Factor 01: Bitcoin price cash. For a period of time, the ransomware infection rate had decreased as malware authors turned their attention to crypto mining. It was seemingly easier and more lucrative for malware authors to steal Bitcoin and more other cryptocurrencies than try to extort a ransom. Bitcoin had hit a peak value of nearly $20,000 in December 2017 and it has seen a bit of a comeback recently with the price hike of $9,000. Between the Bitcoin price crash of 2018 and the fact that security professionals began putting a lot more effort into crypto mining prevention, it was not possible and almost inevitable that malware authors would begin to focus less on creating crypto miners and go back to their original cash cow, ransomware.
Factor 2: The other factor that has played a major role in the increase in ransomware targeting the enterprise is the emboldening of ransomware authors.
The infamous, suddenly born, WannaCry attack proved itself beyond a shadow of a doubt that a ransomware attack can be widely effective on a grand scale. Even though some healthcare companies received quite good attention from media and the public with no harm and no damage by WannaCry. But the manufacturing companies had gone for a toss. Apple chipmaker TSMC had to temporarily halt its manufacturing operations from having total estimated losses of more than $250 million.
According to Carbonite Inc., 66% of respondents rate the threat of ransomware as “very serious.” And 13% of those surveyed rate their company’s preparedness to prevent ransomware as “high.”
How are enterprises affected by ransomware?
Ransomware is no longer something that is a distant or unlikely risk. More than half of the companies represented in Carbonatite Inc.’s research experienced a ransomware attack. And it all started from the year 2017 and it became the year of ransomware. But how exactly are companies affected by ransomware attacks?
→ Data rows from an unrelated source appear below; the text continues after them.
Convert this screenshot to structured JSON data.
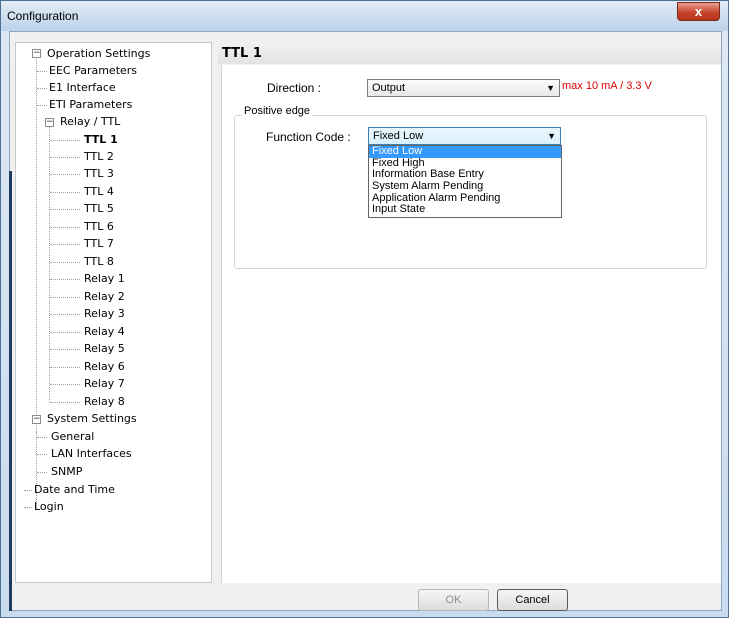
{
  "window": {
    "title": "Configuration",
    "close_glyph": "x"
  },
  "tree": {
    "operation_settings": "Operation Settings",
    "eec_parameters": "EEC Parameters",
    "e1_interface": "E1 Interface",
    "eti_parameters": "ETI Parameters",
    "relay_ttl": "Relay / TTL",
    "ttl": [
      "TTL 1",
      "TTL 2",
      "TTL 3",
      "TTL 4",
      "TTL 5",
      "TTL 6",
      "TTL 7",
      "TTL 8"
    ],
    "relay": [
      "Relay 1",
      "Relay 2",
      "Relay 3",
      "Relay 4",
      "Relay 5",
      "Relay 6",
      "Relay 7",
      "Relay 8"
    ],
    "system_settings": "System Settings",
    "general": "General",
    "lan_interfaces": "LAN Interfaces",
    "snmp": "SNMP",
    "date_time": "Date and Time",
    "login": "Login",
    "expander_minus": "−"
  },
  "panel": {
    "title": "TTL 1",
    "direction_label": "Direction :",
    "direction_value": "Output",
    "direction_hint": "max 10 mA / 3.3 V",
    "group_label": "Positive edge",
    "function_label": "Function Code :",
    "function_value": "Fixed Low",
    "dropdown_arrow": "▼",
    "function_options": [
      "Fixed Low",
      "Fixed High",
      "Information Base Entry",
      "System Alarm Pending",
      "Application Alarm Pending",
      "Input State"
    ]
  },
  "buttons": {
    "ok": "OK",
    "cancel": "Cancel"
  },
  "colors": {
    "hint": "#e00000",
    "selection": "#3399ff"
  }
}
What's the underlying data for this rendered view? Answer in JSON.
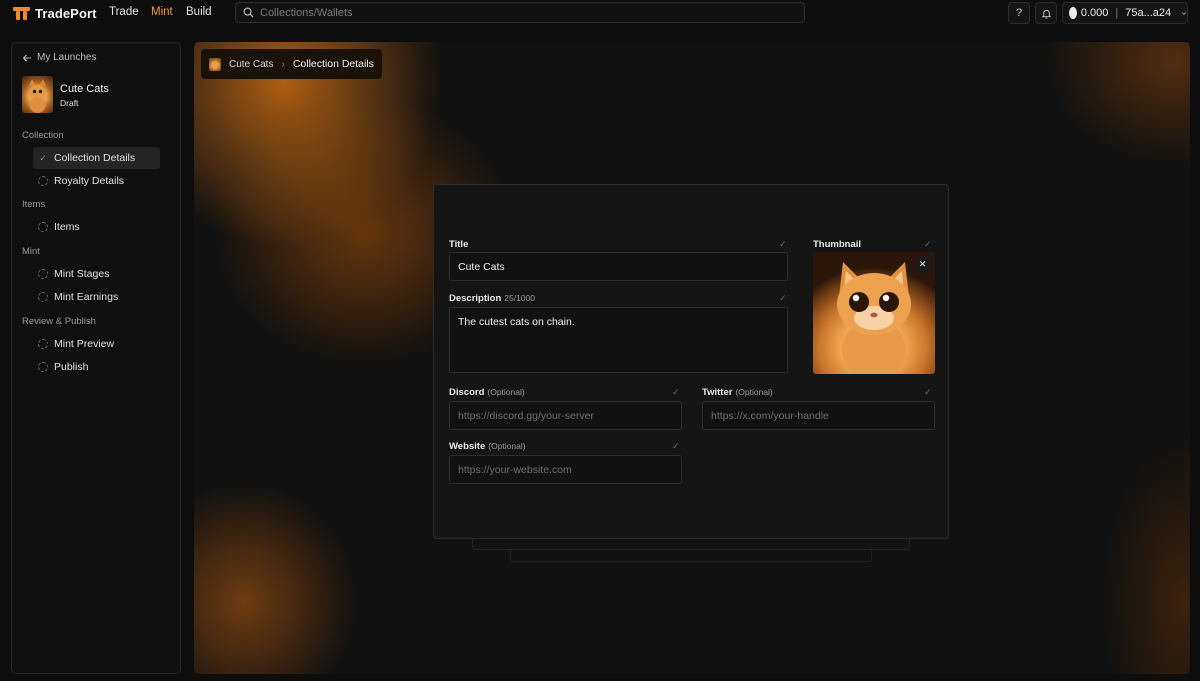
{
  "header": {
    "brand": "TradePort",
    "nav": [
      {
        "label": "Trade"
      },
      {
        "label": "Mint"
      },
      {
        "label": "Build"
      }
    ],
    "search": {
      "placeholder": "Collections/Wallets"
    },
    "help_label": "?",
    "wallet": {
      "balance": "0.000",
      "address": "75a...a24"
    }
  },
  "sidebar": {
    "back_label": "My Launches",
    "collection": {
      "name": "Cute Cats",
      "status": "Draft"
    },
    "sections": [
      {
        "title": "Collection",
        "items": [
          {
            "label": "Collection Details"
          },
          {
            "label": "Royalty Details"
          }
        ]
      },
      {
        "title": "Items",
        "items": [
          {
            "label": "Items"
          }
        ]
      },
      {
        "title": "Mint",
        "items": [
          {
            "label": "Mint Stages"
          },
          {
            "label": "Mint Earnings"
          }
        ]
      },
      {
        "title": "Review & Publish",
        "items": [
          {
            "label": "Mint Preview"
          },
          {
            "label": "Publish"
          }
        ]
      }
    ]
  },
  "breadcrumb": {
    "parent": "Cute Cats",
    "current": "Collection Details"
  },
  "form": {
    "title": {
      "label": "Title",
      "value": "Cute Cats"
    },
    "description": {
      "label": "Description",
      "counter": "25/1000",
      "value": "The cutest cats on chain."
    },
    "thumbnail": {
      "label": "Thumbnail",
      "remove": "✕"
    },
    "discord": {
      "label": "Discord",
      "optional": "(Optional)",
      "placeholder": "https://discord.gg/your-server"
    },
    "twitter": {
      "label": "Twitter",
      "optional": "(Optional)",
      "placeholder": "https://x.com/your-handle"
    },
    "website": {
      "label": "Website",
      "optional": "(Optional)",
      "placeholder": "https://your-website.com"
    }
  },
  "colors": {
    "accent": "#f29a3a",
    "background": "#0d0d0d"
  }
}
How devastating they are?
The results and outcomes are astounding and at times small and midsized businesses are not in a condition to get back on the field.
One of the major and worst consequences of a ransomware attack is financial losses. An average of four ransomware attacks and paid an average of $2500 per attack. And cybercriminals tend to demand the payment within 48 hours. Lack of preparations and almost no infrastructure for SMEs make them face such a threat. And due to this reason, almost half of the companies paid the demanded ransom within the given deadline.
Beyond the significant financial consequences, enterprises needed to invest in new technologies, they lost clients, customers and a large amount of money due to downtime. And for enterprises even just one ransomware incident makes a company more vulnerable to future attacks.
According to the Coveware Quarterly Ransomware Report, ransom payments rose 31% in the last quarter, at an average of $234,000. The medium ransom payment averages $110,532 and the researchers explained payment costs have increased as hackers increasingly target larger enterprises. Cyber security experts have been alarmed by the convergence of ransomware with data theft and data exfiltration to create an especially pernicious threat.
Over the past year, ransomware variants like Maze and DopplePaymer are been used to add the threat of data exfiltration to a ransomware attack. If a victim hesitates or delays to pay the demanded ransom, the cyber-criminal releases a portion of the data to publicize the exploit and heighten the pressure.
By giving away the great financial business hardships, companies are reluctant to report ransomware incidents to law enforcement because of concerns of negative publicity.
Conclusion: How you can stay safe
Before the next generation of ransomware evolves, every small or big enterprise should deploy the first line of defense which must accomplish five key things:
- Stop opportunities for lateral movement of ransomware within your network
- Reduces the amount of time an attacker has to operate within your network
- Patch up the vulnerable internet infrastructure and improve password management
- Regularly monitor your browser infections to identify the remediate threats more quickly
- Split your network into sub-networks to STOP, SLOW and contain SELF-PROPAGATING threats.
And always keep the last line of defense that is back up recovery. Off-sites back up would be your only hope for restoring services without paying a ransom. Make sure the backups are not open to compromise.
“Threat is a mirror of security gaps. Cyber-threat is mainly the reflection of our weaknesses. An accurate vision of digital and behavioral gaps is crucial for a consistent cyber-resilience.”
― Stephane Nappo